GIVEN INFORMATION:
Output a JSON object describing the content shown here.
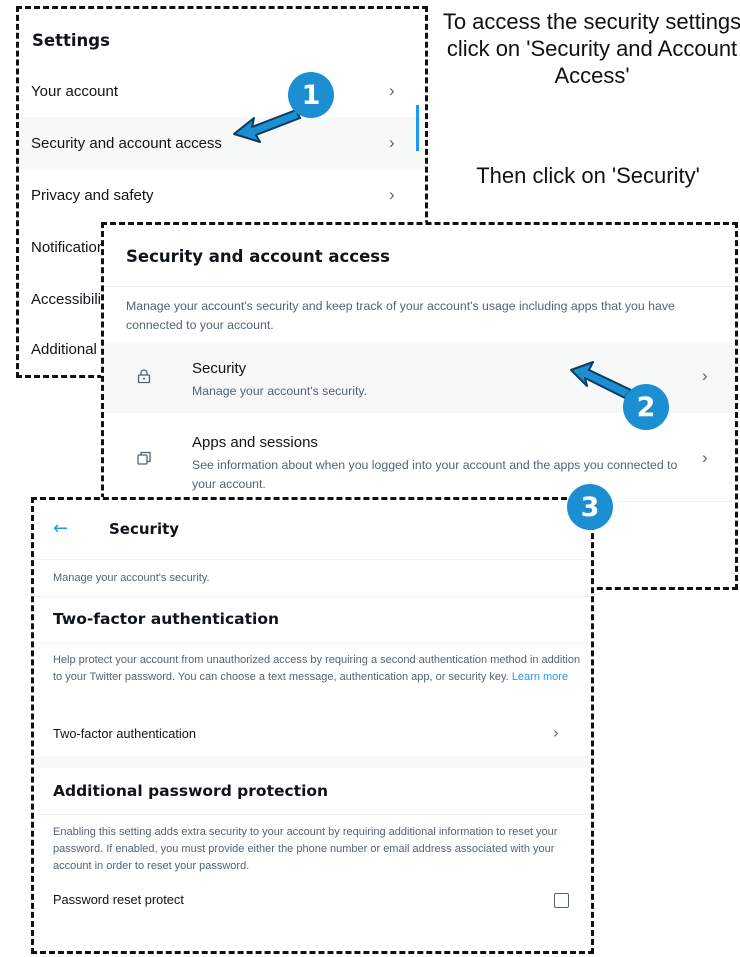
{
  "instructions": {
    "line1": "To access the security settings click on 'Security and Account Access'",
    "line2": "Then click on 'Security'"
  },
  "badges": [
    "1",
    "2",
    "3"
  ],
  "settings_panel": {
    "title": "Settings",
    "items": [
      {
        "label": "Your account"
      },
      {
        "label": "Security and account access"
      },
      {
        "label": "Privacy and safety"
      },
      {
        "label": "Notifications"
      },
      {
        "label": "Accessibility, display, and languages"
      },
      {
        "label": "Additional resources"
      }
    ]
  },
  "security_access_panel": {
    "title": "Security and account access",
    "description": "Manage your account's security and keep track of your account's usage including apps that you have connected to your account.",
    "items": [
      {
        "title": "Security",
        "subtitle": "Manage your account's security.",
        "icon": "lock-icon"
      },
      {
        "title": "Apps and sessions",
        "subtitle": "See information about when you logged into your account and the apps you connected to your account.",
        "icon": "apps-icon"
      }
    ]
  },
  "security_panel": {
    "back_icon": "back-arrow-icon",
    "title": "Security",
    "subtitle": "Manage your account's security.",
    "two_factor": {
      "heading": "Two-factor authentication",
      "description": "Help protect your account from unauthorized access by requiring a second authentication method in addition to your Twitter password. You can choose a text message, authentication app, or security key.",
      "link": "Learn more",
      "row_label": "Two-factor authentication"
    },
    "password_protection": {
      "heading": "Additional password protection",
      "description": "Enabling this setting adds extra security to your account by requiring additional information to reset your password. If enabled, you must provide either the phone number or email address associated with your account in order to reset your password.",
      "row_label": "Password reset protect"
    }
  },
  "colors": {
    "accent": "#1d9bf0",
    "badge": "#1b8fd2",
    "secondary_text": "#536471"
  }
}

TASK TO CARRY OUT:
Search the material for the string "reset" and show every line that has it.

RESULT BELOW:
      "description": "Enabling this setting adds extra security to your account by requiring additional information to reset your password. If enabled, you must provide either the phone number or email address associated with your account in order to reset your password.",
      "row_label": "Password reset protect"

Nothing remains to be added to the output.